In war, things get blown up. Things get destroyed. That’s kind of a foregone conclusion, but this conflict has seen some new and different wrinkles. The first real sign of this change was the apparent sabotage of the Nord Stream pipelines. Although the pipeline is of Russian origin, it is both privately owned, and critical infrastructure for European countries. The attack was well coordinated, precise and on a scale that ruled out some angry Greenpeacer’s on a fishing trawler. The depth that the attack was carried out at, the targeting ability, and the required munitions reeked of state-sponsored action from the start. Who? Who knows. Although there was an investigation carried out by Swedish and Danish authorities, they have not released their findings due to national security? Russia was not allowed to participate in the investigation. Then there was an attack on the Kerch bridge, the main bridge connecting Russia with Crimea. Another attack on critical infrastructure.

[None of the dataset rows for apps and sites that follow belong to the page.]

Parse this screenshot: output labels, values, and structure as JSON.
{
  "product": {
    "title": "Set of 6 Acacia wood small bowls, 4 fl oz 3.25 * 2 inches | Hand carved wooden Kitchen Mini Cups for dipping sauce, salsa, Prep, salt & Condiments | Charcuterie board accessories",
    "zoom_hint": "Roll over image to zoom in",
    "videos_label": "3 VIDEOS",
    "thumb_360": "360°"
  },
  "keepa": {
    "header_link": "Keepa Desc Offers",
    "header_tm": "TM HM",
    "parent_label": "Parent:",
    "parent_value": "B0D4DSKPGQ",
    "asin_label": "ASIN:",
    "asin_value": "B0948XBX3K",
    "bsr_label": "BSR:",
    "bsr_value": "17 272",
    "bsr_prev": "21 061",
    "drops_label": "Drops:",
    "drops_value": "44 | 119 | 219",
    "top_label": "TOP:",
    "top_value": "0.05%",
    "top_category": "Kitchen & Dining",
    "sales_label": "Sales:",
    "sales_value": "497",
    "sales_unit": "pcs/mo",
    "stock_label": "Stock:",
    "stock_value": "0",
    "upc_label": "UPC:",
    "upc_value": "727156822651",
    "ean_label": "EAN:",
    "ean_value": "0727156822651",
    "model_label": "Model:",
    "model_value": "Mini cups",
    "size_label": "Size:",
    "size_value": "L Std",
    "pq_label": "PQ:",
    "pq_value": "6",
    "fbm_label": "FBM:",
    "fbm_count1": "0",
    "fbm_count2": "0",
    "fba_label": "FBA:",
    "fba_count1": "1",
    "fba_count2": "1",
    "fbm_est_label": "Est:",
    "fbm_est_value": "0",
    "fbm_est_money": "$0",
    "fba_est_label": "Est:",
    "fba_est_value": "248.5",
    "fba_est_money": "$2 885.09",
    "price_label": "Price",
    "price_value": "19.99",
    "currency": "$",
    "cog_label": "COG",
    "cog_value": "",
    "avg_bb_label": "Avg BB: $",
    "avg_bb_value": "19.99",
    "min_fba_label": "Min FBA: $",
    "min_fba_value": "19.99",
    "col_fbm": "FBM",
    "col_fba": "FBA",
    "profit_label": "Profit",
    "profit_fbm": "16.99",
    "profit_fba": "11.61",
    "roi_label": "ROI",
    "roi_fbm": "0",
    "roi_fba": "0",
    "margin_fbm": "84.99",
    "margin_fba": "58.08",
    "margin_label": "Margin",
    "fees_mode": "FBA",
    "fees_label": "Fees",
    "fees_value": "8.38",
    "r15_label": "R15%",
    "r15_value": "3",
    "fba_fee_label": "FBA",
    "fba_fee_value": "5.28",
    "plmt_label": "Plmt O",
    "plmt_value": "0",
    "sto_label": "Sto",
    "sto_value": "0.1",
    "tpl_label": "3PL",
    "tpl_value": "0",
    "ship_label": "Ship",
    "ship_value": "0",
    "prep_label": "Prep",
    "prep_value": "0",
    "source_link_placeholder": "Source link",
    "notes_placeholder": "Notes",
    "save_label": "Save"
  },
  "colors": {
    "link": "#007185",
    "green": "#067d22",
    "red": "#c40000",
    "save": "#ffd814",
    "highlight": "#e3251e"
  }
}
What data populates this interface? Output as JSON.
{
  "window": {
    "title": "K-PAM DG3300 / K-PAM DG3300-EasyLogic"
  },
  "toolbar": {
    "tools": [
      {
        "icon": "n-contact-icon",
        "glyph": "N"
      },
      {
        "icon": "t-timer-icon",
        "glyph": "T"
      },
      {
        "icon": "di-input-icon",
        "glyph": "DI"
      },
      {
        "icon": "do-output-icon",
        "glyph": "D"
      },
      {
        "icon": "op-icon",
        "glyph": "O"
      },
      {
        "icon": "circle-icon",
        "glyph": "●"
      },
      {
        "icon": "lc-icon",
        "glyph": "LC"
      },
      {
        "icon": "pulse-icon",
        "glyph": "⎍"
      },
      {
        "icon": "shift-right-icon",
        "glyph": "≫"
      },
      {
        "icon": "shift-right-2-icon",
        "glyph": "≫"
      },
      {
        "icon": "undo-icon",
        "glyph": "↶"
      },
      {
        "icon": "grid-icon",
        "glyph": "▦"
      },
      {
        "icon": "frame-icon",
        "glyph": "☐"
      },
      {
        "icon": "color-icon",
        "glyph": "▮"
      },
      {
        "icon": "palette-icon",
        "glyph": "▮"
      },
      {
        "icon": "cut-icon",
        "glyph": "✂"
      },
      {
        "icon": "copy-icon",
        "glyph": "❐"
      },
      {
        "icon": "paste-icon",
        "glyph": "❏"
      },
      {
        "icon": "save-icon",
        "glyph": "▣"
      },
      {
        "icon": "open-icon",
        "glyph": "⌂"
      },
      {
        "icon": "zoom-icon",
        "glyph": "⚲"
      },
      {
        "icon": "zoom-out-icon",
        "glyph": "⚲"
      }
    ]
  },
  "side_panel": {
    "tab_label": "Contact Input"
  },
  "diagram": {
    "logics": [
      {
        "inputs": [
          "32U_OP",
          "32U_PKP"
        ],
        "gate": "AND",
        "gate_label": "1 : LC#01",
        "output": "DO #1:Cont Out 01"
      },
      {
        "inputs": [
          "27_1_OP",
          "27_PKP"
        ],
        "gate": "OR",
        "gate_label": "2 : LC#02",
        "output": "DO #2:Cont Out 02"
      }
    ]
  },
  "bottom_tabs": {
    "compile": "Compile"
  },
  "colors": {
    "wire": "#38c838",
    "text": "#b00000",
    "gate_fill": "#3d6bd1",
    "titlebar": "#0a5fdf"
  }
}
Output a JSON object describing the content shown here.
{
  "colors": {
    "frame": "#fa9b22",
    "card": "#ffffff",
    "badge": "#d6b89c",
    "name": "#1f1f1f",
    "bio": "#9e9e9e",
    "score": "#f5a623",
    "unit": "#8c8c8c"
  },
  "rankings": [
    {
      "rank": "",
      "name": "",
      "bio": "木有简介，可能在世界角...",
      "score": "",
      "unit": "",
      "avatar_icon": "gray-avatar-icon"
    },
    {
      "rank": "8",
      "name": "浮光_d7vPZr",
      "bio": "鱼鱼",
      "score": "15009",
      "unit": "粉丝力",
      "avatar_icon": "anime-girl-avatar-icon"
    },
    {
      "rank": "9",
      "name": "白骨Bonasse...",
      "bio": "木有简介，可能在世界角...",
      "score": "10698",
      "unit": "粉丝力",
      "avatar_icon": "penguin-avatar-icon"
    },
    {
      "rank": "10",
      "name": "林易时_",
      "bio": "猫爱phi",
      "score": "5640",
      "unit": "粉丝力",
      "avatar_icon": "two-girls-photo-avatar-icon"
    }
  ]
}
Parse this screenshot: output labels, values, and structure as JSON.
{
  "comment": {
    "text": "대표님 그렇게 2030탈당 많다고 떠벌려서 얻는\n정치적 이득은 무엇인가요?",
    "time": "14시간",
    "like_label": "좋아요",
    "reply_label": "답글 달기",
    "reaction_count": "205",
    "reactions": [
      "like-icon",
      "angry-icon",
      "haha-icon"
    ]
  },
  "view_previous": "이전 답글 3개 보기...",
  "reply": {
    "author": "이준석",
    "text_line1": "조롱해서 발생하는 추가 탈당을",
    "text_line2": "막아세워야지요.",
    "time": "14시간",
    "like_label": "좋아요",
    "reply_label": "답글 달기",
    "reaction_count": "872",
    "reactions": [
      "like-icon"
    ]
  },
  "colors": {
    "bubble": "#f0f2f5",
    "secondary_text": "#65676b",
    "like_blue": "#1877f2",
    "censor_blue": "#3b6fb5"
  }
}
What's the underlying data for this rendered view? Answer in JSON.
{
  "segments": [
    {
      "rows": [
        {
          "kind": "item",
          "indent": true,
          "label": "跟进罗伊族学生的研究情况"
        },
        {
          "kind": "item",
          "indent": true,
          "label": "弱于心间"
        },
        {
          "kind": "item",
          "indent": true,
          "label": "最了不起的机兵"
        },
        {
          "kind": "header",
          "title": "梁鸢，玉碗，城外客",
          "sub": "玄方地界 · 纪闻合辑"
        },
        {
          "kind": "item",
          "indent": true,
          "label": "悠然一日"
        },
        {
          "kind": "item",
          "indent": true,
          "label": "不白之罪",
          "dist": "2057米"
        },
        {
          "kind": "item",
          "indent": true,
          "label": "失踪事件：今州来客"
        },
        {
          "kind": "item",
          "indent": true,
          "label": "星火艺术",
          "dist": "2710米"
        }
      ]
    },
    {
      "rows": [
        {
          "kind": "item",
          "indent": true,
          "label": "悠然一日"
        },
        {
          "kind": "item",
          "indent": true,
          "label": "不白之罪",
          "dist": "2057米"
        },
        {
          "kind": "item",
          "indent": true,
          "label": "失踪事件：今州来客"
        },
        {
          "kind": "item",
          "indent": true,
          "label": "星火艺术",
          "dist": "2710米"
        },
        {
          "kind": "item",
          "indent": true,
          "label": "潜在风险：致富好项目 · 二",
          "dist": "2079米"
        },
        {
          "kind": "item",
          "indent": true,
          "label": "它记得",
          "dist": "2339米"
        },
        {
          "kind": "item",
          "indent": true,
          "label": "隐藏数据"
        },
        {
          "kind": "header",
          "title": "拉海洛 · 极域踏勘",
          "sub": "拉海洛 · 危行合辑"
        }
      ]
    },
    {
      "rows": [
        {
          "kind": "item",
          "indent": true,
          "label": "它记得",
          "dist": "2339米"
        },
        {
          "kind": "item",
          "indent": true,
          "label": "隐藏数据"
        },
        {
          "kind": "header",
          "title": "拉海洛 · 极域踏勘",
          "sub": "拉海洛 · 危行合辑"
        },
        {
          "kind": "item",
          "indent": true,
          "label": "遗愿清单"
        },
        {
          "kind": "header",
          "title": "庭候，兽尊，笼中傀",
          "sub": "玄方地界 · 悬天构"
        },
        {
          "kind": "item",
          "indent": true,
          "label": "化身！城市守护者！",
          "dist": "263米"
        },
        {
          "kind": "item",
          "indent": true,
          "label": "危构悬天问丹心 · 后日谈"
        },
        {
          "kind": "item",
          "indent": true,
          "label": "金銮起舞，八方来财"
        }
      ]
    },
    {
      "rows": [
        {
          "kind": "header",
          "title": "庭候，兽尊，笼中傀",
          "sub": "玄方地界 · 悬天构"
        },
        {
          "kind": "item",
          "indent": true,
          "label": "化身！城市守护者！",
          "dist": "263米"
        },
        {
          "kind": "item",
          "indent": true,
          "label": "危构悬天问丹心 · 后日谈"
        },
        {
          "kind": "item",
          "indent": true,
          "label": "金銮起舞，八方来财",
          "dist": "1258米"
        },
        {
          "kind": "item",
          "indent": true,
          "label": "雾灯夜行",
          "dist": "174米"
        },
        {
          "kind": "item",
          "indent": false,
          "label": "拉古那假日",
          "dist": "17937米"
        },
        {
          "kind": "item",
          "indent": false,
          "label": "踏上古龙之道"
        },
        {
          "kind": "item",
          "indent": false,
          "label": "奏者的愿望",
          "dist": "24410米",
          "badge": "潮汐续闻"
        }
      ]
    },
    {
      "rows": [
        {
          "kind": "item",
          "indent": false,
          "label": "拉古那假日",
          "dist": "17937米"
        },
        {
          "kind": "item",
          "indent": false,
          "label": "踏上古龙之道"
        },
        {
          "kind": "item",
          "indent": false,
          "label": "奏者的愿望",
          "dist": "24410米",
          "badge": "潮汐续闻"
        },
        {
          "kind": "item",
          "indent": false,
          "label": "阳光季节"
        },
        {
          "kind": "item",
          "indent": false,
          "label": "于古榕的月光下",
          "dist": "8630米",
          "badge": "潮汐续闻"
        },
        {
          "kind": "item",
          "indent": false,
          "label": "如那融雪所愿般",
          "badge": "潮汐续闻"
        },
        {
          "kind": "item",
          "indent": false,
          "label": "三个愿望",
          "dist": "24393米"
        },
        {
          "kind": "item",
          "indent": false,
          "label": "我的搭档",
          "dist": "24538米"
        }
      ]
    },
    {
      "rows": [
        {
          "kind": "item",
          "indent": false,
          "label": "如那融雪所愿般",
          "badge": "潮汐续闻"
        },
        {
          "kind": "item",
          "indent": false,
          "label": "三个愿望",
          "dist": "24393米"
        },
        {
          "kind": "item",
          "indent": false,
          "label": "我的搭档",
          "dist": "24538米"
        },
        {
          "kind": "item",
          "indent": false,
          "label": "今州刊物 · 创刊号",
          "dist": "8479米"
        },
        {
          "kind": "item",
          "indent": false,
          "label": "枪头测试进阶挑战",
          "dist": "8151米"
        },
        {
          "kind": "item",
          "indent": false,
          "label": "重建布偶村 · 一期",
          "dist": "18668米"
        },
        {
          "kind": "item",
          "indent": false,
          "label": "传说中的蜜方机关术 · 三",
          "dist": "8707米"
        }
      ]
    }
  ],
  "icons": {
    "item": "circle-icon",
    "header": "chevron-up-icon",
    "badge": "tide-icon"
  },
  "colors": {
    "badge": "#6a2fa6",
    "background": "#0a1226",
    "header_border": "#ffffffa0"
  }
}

During the early stages of the war, it almost seemed that the Russians were trying not to completely destroy the critical infrastructure of Ukraine. That they only wanted to inflict enough pain on the country to allow them to achieve their stated goals – the repatriation of the Donbas region. All of that seemed to change following these attacks, and their poor showing on the battlefield. Russia has since instituted a program of massive destruction of any and all Ukrainian infrastructure, leaving huge swathes of the country without power, water, or heat, facing months of winter. On top of everything else, we now have a huge humanitarian crisis facing us as the civilian population struggles to survive.

At this time, it appears that the ground is finally frozen, and that Russia is gearing up for another major offensive in the new year. Only time will tell what the outcome will be, but none of the possible options seem very encouraging.

(To be continued tomorrow, in Part 3.)